● Aim of the task: Scan the listing for the word "帐号保存成功", and copy out each line where it is found.

BEGIN Records supplied

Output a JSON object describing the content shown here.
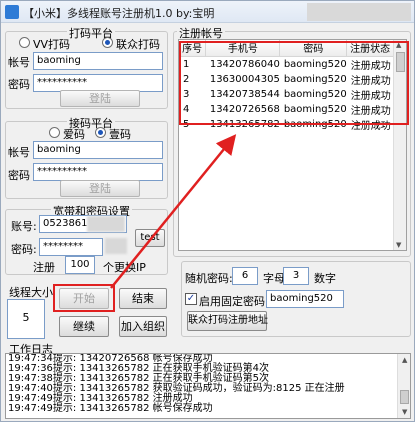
{
  "window": {
    "title": "【小米】多线程账号注册机1.0  by:宝明"
  },
  "coding_platform": {
    "title": "打码平台",
    "options": [
      "VV打码",
      "联众打码"
    ],
    "selected": 1,
    "account_label": "帐号",
    "account_value": "baoming",
    "password_label": "密码",
    "password_value": "**********",
    "login_label": "登陆"
  },
  "sms_platform": {
    "title": "接码平台",
    "options": [
      "爱码",
      "壹码"
    ],
    "selected": 1,
    "account_label": "帐号",
    "account_value": "baoming",
    "password_label": "密码",
    "password_value": "**********",
    "login_label": "登陆"
  },
  "broadband": {
    "title": "宽带和密码设置",
    "account_label": "账号:",
    "account_value": "0523861",
    "password_label": "密码:",
    "password_value": "********",
    "test_label": "test",
    "register_label": "注册",
    "register_value": "100",
    "register_suffix": "个更换IP"
  },
  "threads": {
    "title": "线程大小",
    "value": "5"
  },
  "actions": {
    "start_label": "开始",
    "end_label": "结束",
    "continue_label": "继续",
    "join_group_label": "加入组织"
  },
  "accounts": {
    "title": "注册帐号",
    "columns": [
      "序号",
      "手机号",
      "密码",
      "注册状态"
    ],
    "rows": [
      {
        "no": "1",
        "phone": "13420786040",
        "password": "baoming520",
        "status": "注册成功"
      },
      {
        "no": "2",
        "phone": "13630004305",
        "password": "baoming520",
        "status": "注册成功"
      },
      {
        "no": "3",
        "phone": "13420738544",
        "password": "baoming520",
        "status": "注册成功"
      },
      {
        "no": "4",
        "phone": "13420726568",
        "password": "baoming520",
        "status": "注册成功"
      },
      {
        "no": "5",
        "phone": "13413265782",
        "password": "baoming520",
        "status": "注册成功"
      }
    ]
  },
  "random_password": {
    "label": "随机密码:",
    "value1": "6",
    "letters_label": "字母",
    "value2": "3",
    "digits_label": "数字",
    "fixed_label": "启用固定密码:",
    "fixed_checked": true,
    "fixed_value": "baoming520",
    "register_url_label": "联众打码注册地址"
  },
  "log": {
    "title": "工作日志",
    "lines": [
      "19:47:34提示: 13420726568   帐号保存成功",
      "19:47:36提示: 13413265782   正在获取手机验证码第4次",
      "19:47:38提示: 13413265782   正在获取手机验证码第5次",
      "19:47:40提示: 13413265782   获取验证码成功，验证码为:8125  正在注册",
      "19:47:49提示: 13413265782   注册成功",
      "19:47:49提示: 13413265782   帐号保存成功"
    ]
  }
}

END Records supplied

● Answer to this task:
      "19:47:34提示: 13420726568   帐号保存成功",
      "19:47:49提示: 13413265782   帐号保存成功"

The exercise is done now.